The report estimates that North Korean hackers looted up to $700 million worth of crypto in the past year alone, bringing the total amount of crypto stolen by hackers since 2017 to $3 billion, which indicates a surge in cyberattacks on digital assets.

TRM Labs reports that North Korea’s methods of money laundering are “constantly evolving” to evade international law enforcement and suggest that the hackers usually steal users’ private keys, transfer the funds to wallets controlled by North Korean operatives, and then exchange the assets for “Tether” (a stablecoin pegged to the US dollar).

According to Interesting Engineering, North Korea has been exploring many different laundering tools, like cryptocurrency mixers that obscure the origin and destination of transactions. Nevertheless, following sanctions imposed on two popular mixers by the US Treasury Department (Tornado Cash and Sinbad), the criminals moved to other alternatives.

TRM Labs warns that North Korea’s hacking expertise “demands continuous vigilance and innovation from businesses and governments,” and predicts that despite notable advancements in cybersecurity among exchanges and increased international collaboration in tracking and recovering stolen funds, 2024 is likely to see further disruption from this cyber-thief.

This report comes after the US Treasury Department (along with allies in Australia, Japan, and South Korea) imposed sanctions on eight foreign-based agents of North Korea and the cyber espionage group “Kimsuky” in response to the country’s military reconnaissance satellite launch in November of 2023.

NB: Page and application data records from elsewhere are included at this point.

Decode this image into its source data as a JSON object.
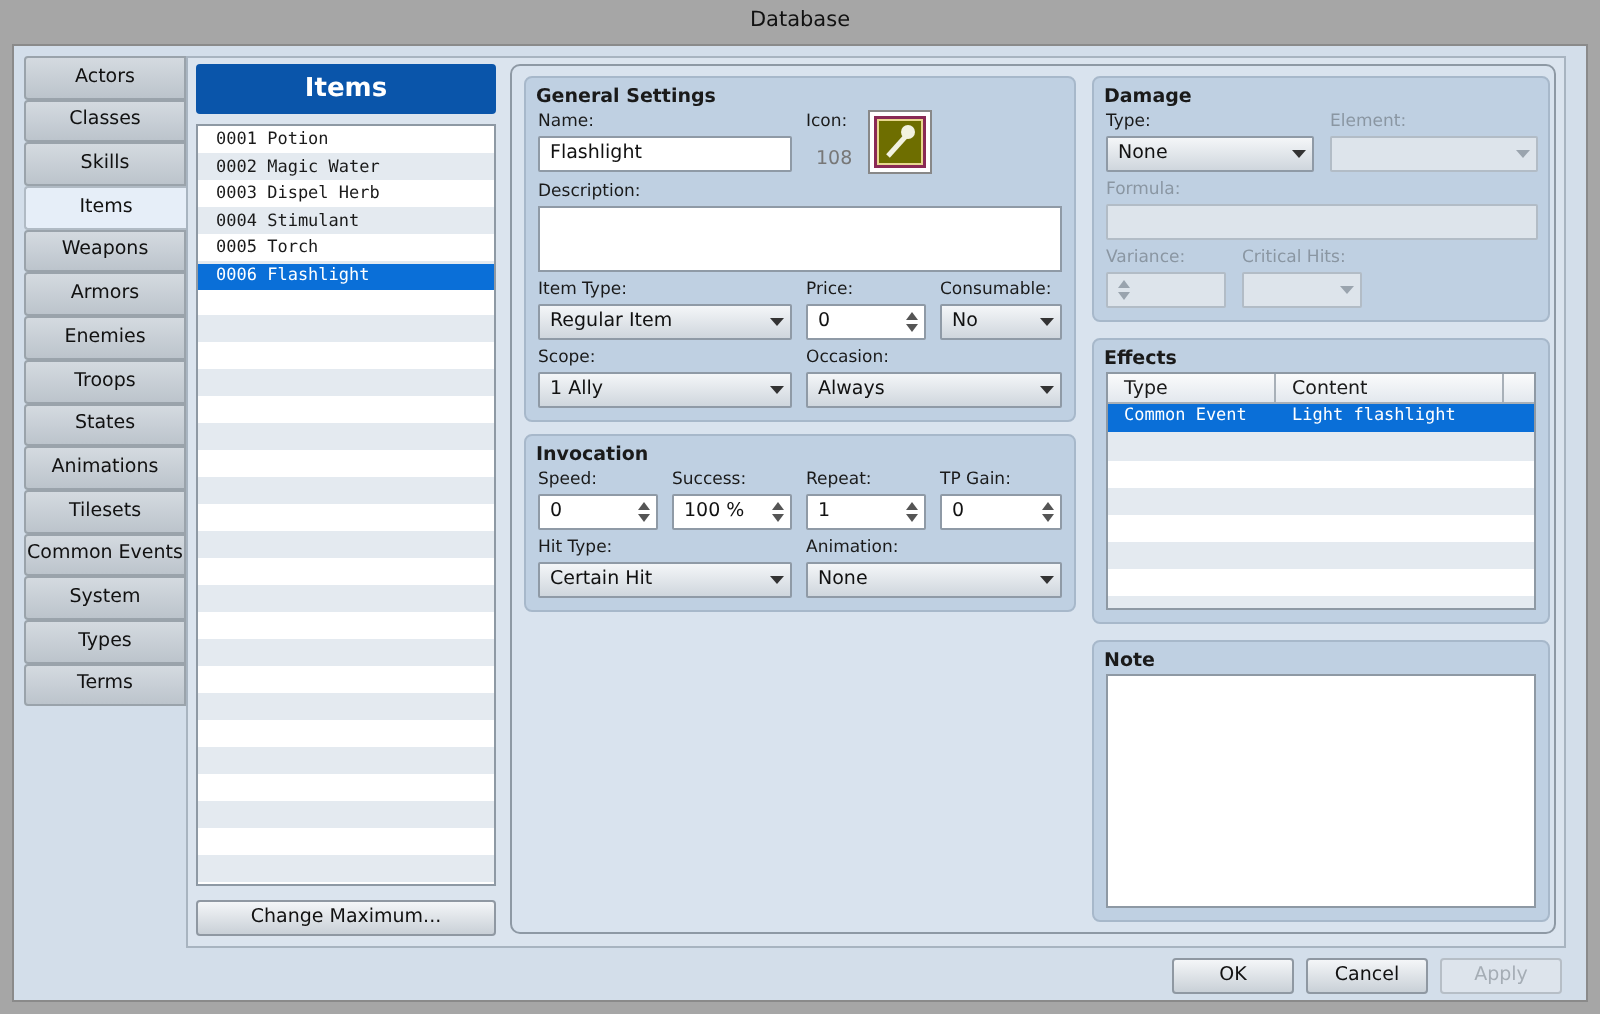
{
  "window": {
    "title": "Database"
  },
  "categories": [
    {
      "label": "Actors",
      "selected": false
    },
    {
      "label": "Classes",
      "selected": false
    },
    {
      "label": "Skills",
      "selected": false
    },
    {
      "label": "Items",
      "selected": true
    },
    {
      "label": "Weapons",
      "selected": false
    },
    {
      "label": "Armors",
      "selected": false
    },
    {
      "label": "Enemies",
      "selected": false
    },
    {
      "label": "Troops",
      "selected": false
    },
    {
      "label": "States",
      "selected": false
    },
    {
      "label": "Animations",
      "selected": false
    },
    {
      "label": "Tilesets",
      "selected": false
    },
    {
      "label": "Common Events",
      "selected": false
    },
    {
      "label": "System",
      "selected": false
    },
    {
      "label": "Types",
      "selected": false
    },
    {
      "label": "Terms",
      "selected": false
    }
  ],
  "item_list": {
    "title": "Items",
    "items": [
      {
        "label": "0001 Potion",
        "selected": false
      },
      {
        "label": "0002 Magic Water",
        "selected": false
      },
      {
        "label": "0003 Dispel Herb",
        "selected": false
      },
      {
        "label": "0004 Stimulant",
        "selected": false
      },
      {
        "label": "0005 Torch",
        "selected": false
      },
      {
        "label": "0006 Flashlight",
        "selected": true
      }
    ],
    "button": "Change Maximum..."
  },
  "general_settings": {
    "title": "General Settings",
    "fields": [
      {
        "label": "Name:",
        "kind": "text",
        "value": "Flashlight",
        "disabled": false
      },
      {
        "label": "Icon:",
        "kind": "icon",
        "value": "108"
      },
      {
        "label": "Description:",
        "kind": "textarea",
        "disabled": false
      },
      {
        "label": "Item Type:",
        "kind": "dropdown",
        "value": "Regular Item",
        "disabled": false
      },
      {
        "label": "Price:",
        "kind": "spinner",
        "value": "0",
        "disabled": false
      },
      {
        "label": "Consumable:",
        "kind": "dropdown",
        "value": "No",
        "disabled": false
      },
      {
        "label": "Scope:",
        "kind": "dropdown",
        "value": "1 Ally",
        "disabled": false
      },
      {
        "label": "Occasion:",
        "kind": "dropdown",
        "value": "Always",
        "disabled": false
      }
    ]
  },
  "invocation": {
    "title": "Invocation",
    "fields": [
      {
        "label": "Speed:",
        "kind": "spinner",
        "value": "0",
        "disabled": false
      },
      {
        "label": "Success:",
        "kind": "spinner",
        "value": "100 %",
        "disabled": false
      },
      {
        "label": "Repeat:",
        "kind": "spinner",
        "value": "1",
        "disabled": false
      },
      {
        "label": "TP Gain:",
        "kind": "spinner",
        "value": "0",
        "disabled": false
      },
      {
        "label": "Hit Type:",
        "kind": "dropdown",
        "value": "Certain Hit",
        "disabled": false
      },
      {
        "label": "Animation:",
        "kind": "dropdown",
        "value": "None",
        "disabled": false
      }
    ]
  },
  "damage": {
    "title": "Damage",
    "fields": [
      {
        "label": "Type:",
        "kind": "dropdown",
        "value": "None",
        "disabled": false
      },
      {
        "label": "Element:",
        "kind": "dropdown",
        "disabled": true
      },
      {
        "label": "Formula:",
        "kind": "text",
        "disabled": true
      },
      {
        "label": "Variance:",
        "kind": "spinner",
        "disabled": true
      },
      {
        "label": "Critical Hits:",
        "kind": "dropdown",
        "disabled": true
      }
    ]
  },
  "effects": {
    "title": "Effects",
    "columns": [
      "Type",
      "Content"
    ],
    "rows": [
      {
        "cells": [
          "Common Event",
          "Light flashlight"
        ],
        "selected": true
      }
    ]
  },
  "note": {
    "title": "Note"
  },
  "buttons": [
    {
      "label": "OK",
      "disabled": false
    },
    {
      "label": "Cancel",
      "disabled": false
    },
    {
      "label": "Apply",
      "disabled": true
    }
  ]
}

The Kimsuky group specializes in collecting intelligence on foreign policy, national security, nuclear policy, and sanctions related to the Korean peninsula. Reportedly, it mainly uses spear-phishing techniques to target individuals working for government organizations, research centers, think tanks, academic institutions, and news media outlets across Europe, Japan, Russia, South Korea, and the United States.